(The data)

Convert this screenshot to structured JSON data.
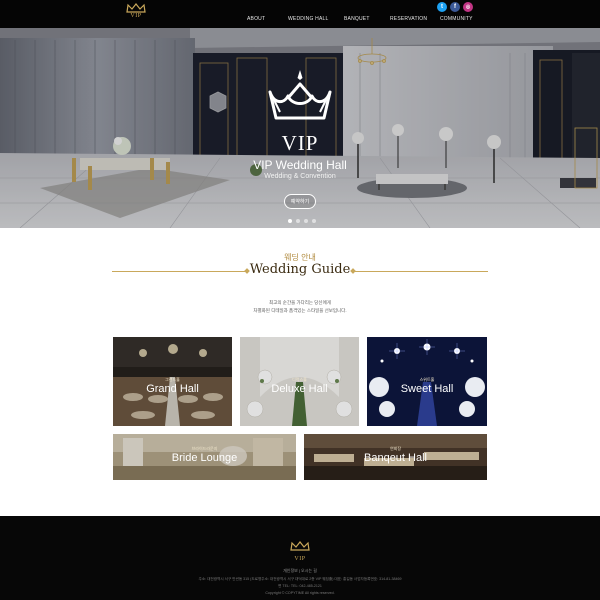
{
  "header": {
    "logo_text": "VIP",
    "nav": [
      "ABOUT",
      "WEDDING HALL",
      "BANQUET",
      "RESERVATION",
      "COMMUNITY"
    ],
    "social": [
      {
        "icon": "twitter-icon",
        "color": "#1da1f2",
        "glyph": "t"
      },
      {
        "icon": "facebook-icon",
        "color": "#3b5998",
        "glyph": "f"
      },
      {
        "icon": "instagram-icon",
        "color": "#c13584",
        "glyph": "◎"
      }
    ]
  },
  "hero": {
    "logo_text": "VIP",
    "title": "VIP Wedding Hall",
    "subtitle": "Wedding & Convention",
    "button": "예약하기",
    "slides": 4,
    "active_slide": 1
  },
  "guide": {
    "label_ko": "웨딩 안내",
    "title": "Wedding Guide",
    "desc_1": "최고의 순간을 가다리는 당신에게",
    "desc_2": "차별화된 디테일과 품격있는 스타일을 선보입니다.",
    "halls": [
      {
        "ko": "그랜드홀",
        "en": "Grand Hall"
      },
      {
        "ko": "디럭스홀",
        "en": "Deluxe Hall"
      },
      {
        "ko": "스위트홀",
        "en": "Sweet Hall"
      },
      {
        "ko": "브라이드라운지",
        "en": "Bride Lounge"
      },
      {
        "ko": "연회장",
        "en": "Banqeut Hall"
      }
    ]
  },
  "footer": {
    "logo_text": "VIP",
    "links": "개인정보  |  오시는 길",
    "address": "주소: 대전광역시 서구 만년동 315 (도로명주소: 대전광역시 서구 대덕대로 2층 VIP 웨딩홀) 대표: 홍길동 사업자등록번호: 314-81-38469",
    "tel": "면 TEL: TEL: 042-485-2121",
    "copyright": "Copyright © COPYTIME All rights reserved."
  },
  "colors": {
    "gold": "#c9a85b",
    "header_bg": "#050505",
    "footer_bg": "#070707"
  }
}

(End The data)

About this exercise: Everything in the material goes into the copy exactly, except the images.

Task result:
Convert this screenshot to structured JSON data.
{
  "header": {
    "logo_text": "VIP",
    "nav": [
      "ABOUT",
      "WEDDING HALL",
      "BANQUET",
      "RESERVATION",
      "COMMUNITY"
    ],
    "social": [
      {
        "icon": "twitter-icon",
        "color": "#1da1f2",
        "glyph": "t"
      },
      {
        "icon": "facebook-icon",
        "color": "#3b5998",
        "glyph": "f"
      },
      {
        "icon": "instagram-icon",
        "color": "#c13584",
        "glyph": "◎"
      }
    ]
  },
  "hero": {
    "logo_text": "VIP",
    "title": "VIP Wedding Hall",
    "subtitle": "Wedding & Convention",
    "button": "예약하기",
    "slides": 4,
    "active_slide": 1
  },
  "guide": {
    "label_ko": "웨딩 안내",
    "title": "Wedding Guide",
    "desc_1": "최고의 순간을 가다리는 당신에게",
    "desc_2": "차별화된 디테일과 품격있는 스타일을 선보입니다.",
    "halls": [
      {
        "ko": "그랜드홀",
        "en": "Grand Hall"
      },
      {
        "ko": "디럭스홀",
        "en": "Deluxe Hall"
      },
      {
        "ko": "스위트홀",
        "en": "Sweet Hall"
      },
      {
        "ko": "브라이드라운지",
        "en": "Bride Lounge"
      },
      {
        "ko": "연회장",
        "en": "Banqeut Hall"
      }
    ]
  },
  "footer": {
    "logo_text": "VIP",
    "links": "개인정보  |  오시는 길",
    "address": "주소: 대전광역시 서구 만년동 315 (도로명주소: 대전광역시 서구 대덕대로 2층 VIP 웨딩홀) 대표: 홍길동 사업자등록번호: 314-81-38469",
    "tel": "면 TEL: TEL: 042-485-2121",
    "copyright": "Copyright © COPYTIME All rights reserved."
  },
  "colors": {
    "gold": "#c9a85b",
    "header_bg": "#050505",
    "footer_bg": "#070707"
  }
}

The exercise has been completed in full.